After just writing an article on the United States I am now turning my attention to the UK which has a lot going on as we have news on public spending cuts and also a fair bit of news from our Monetary Policy Committee in terms of votes and speeches. In terms of the spending breakdown review due today I would like everyone to draw breath for a moment and think back to June 21st when we had an emergency budget.
Let us first remind ourselves of the scale of what is planned today from my update on the 22nd of June.
It was at the austere end of the spectrum. Net reductions in the deficit of £40 billion by 2014/15 which represents some 2.2% of Gross Domestic Product and predictions of a fiscal surplus in 2016 were at the upper end of expectations. Another way of putting the £40 billion is 89 Thiams.
Actually the quote as an aside reminds me that for now Mr.Thiam has got away with the expenses of his failed bid as the news about him has dec;lined to zero and has not included his sacking. However on the 21st of June I expressed concern about how equipped our new government would be to make its planned cuts.
However I expect spending cuts to be much harder to achieve than to suggest or to plan…….. We have a new inexperienced government which is going to try to make cuts of a size not attempted for a generation so I think caution should be the watchword.
I also pointed out the possibility of Sir Humphrey Appleby style ruses being used, where you increase staff now to cut it later.
This is more the governments problem and I expect it to prove very difficult for them. There is a public facility that I use which I feel is over-manned and yet recently it has taken on more staff! So I would suspect Local Authorities will be difficult to deal with.#
And I had some thoughts on the difficulties of defence cuts.
Some subjects are simple for example the Royal Navy has more admirals than warships these days and I understand the army could field a whole battalion of under-used colonels (although to do quite what….), but these have persisted for years so I do not expect this process to be easy or painless.
Errors already made in the process
So when the breakdown figures are published today I feel that they should be read through a filter incorporating these issues as the job is by no means easy.However there are two clear errors in the process and one goes back to the election debate in the spring of this year.

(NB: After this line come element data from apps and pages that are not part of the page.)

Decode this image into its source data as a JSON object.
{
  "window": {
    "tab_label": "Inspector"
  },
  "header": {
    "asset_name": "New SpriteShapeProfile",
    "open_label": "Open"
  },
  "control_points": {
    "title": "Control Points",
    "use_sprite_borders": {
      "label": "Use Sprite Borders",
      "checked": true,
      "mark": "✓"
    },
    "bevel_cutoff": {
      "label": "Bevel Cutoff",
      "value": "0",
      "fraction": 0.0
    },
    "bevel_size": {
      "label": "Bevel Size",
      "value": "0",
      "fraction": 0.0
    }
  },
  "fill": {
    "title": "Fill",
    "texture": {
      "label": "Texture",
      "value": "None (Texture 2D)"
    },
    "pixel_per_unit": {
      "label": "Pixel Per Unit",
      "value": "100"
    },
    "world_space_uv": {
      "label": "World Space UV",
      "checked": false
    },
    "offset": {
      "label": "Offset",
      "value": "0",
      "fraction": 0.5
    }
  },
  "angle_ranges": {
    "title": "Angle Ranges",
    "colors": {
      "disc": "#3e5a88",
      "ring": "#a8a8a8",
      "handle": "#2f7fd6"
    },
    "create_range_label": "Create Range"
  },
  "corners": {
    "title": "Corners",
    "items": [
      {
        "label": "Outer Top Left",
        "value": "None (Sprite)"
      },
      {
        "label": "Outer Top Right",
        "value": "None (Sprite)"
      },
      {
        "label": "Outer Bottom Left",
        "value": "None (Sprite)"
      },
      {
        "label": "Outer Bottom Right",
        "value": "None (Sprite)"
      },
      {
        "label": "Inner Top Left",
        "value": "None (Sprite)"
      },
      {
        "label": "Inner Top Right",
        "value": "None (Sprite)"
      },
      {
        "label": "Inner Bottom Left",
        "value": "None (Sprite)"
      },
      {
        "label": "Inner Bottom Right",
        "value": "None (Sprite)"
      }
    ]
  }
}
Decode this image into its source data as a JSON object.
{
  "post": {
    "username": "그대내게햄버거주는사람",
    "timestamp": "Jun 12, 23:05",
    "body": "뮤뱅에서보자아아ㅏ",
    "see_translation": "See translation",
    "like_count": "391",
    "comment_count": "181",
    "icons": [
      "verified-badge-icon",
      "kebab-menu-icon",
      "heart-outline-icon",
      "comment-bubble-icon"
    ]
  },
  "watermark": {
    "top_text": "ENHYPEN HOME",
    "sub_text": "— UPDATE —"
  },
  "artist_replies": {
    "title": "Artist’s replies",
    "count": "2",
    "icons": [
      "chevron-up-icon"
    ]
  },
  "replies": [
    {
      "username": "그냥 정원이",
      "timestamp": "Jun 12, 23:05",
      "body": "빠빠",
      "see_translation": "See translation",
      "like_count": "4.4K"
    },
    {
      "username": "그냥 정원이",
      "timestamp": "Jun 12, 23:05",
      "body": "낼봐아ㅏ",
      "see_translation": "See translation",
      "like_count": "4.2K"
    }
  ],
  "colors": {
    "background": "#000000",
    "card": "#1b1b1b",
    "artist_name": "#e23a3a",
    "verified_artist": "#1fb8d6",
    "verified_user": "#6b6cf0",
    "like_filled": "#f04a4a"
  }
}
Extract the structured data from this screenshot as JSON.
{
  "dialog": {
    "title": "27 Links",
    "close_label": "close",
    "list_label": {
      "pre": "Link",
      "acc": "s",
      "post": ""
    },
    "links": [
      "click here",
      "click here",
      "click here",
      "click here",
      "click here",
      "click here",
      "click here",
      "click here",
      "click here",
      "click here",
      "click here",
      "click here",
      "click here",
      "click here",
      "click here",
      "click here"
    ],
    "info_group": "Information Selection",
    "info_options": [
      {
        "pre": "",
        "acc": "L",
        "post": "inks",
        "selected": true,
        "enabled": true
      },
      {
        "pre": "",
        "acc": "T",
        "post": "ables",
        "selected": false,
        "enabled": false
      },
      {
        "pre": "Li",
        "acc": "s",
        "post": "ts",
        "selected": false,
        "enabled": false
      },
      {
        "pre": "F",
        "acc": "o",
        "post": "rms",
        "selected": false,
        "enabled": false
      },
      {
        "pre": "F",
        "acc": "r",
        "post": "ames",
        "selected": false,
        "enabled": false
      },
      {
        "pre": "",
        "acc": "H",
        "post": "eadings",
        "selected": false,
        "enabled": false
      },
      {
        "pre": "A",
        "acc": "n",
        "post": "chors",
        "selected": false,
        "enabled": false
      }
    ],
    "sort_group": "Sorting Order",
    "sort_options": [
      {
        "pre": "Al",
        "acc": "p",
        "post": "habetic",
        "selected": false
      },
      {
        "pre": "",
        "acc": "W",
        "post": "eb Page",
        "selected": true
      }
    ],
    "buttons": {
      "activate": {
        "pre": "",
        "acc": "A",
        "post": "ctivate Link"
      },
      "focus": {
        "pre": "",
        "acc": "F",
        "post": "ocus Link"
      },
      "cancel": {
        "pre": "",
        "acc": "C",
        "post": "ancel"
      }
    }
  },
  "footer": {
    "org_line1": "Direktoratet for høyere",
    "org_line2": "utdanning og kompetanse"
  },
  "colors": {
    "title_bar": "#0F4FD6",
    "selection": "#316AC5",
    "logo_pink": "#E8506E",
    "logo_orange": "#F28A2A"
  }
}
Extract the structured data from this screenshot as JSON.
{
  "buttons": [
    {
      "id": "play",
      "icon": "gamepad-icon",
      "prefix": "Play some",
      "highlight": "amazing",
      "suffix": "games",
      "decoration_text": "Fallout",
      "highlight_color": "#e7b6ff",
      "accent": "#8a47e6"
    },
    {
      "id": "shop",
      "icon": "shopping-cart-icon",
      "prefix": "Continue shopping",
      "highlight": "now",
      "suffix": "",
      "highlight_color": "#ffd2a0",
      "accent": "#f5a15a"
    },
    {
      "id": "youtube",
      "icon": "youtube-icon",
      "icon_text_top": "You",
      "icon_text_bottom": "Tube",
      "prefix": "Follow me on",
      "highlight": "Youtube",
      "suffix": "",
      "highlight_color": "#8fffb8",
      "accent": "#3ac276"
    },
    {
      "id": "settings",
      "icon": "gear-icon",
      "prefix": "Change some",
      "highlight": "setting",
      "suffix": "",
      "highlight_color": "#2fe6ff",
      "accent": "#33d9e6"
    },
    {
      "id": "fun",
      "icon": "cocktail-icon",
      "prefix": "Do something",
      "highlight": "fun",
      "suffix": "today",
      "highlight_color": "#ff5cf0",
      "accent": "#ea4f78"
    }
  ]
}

One curiosity is that all of our three main political parties are committed to increasing overseas aid by £4 billion a year by 2013.
If we have an area where we spend money most inefficiently then this area is a candidate, indeed there are arguments against aid per se. I do not mean say helping the victims of natural disasters I mean aid to help nations economically some of which goes to nations who are doing quite well such as Singapore.
A much bigger issue is excluding the National Health Service from the review. As we spend a vast amount on it there are likely to be many inefficiencies in its structure and perhaps it is too a candidate for most inefficient area. To my mind one cannot exclude an area which was 24% of central government spending last year or some £120 billion. This is a political points-scoring initiative which is poor economics to my mind.
The Strategic Defence Review.
My thoughts in this area are influenced by a book on this subject which I read a few years ago by Lewis Page. I do not agree with everything that he writes but there are some excellent ideas in it. These influence what I am about to write now and I would also point out that such a review was not easy and was not helped by the fact that the previous government had not had one since 1998 in spite of our involvement in two wars. Thinking of that again it does look somewhat shocking and shameful.
1. The Royal Air Force has had a victory in that its force of Tornado GR4 bombers to survive. Whilst they can do battlefield support they were designed for deep-strike duties against the Russians in what the first Gulf War proved would have been a suicidal plan. However we are scrapping our far more flexible Harrier force. Indeed our GR9 Harriers, operated by Navy and RAF squadrons, are primarily ground-attack planes which is exactly what is required in Afghanistan right now and in fact in virtually every war we have ever been in.
2. If that mistake was not already rather obvious it has been combined with the fact that our 2 new aircraft carriers will lack any fighter jets for some ten years. Whilst the Harriers are not pure fighter jets a previous version did rather well in the Falklands conflict if you recall….
3. We seem to be forever buying equipment and then ending up scrapping it on the grounds that we cannot afford it. Is there are more ridiculous way of operating? This is not the present governments fault (yet) but both types of previous government and indeed the Commons Select Committee has serious questions to answer here.
So just some thoughts and I have a further piece of news for you which I got from Mr.Page on the fourth of this month.
The Royal Navy’s new £1bn+ Type 45 destroyers, which have been in service for several years (the first is already on her second captain), have finally achieved a successful firing of their primary armament.
So to add to carriers without plans we have also had billion pound destroyers with no missiles for the past couple of years. Truly life is sometimes even stranger than fiction…More seriously it highlights the extremely serious problems at the Ministry of Defence and how fundamental change is required.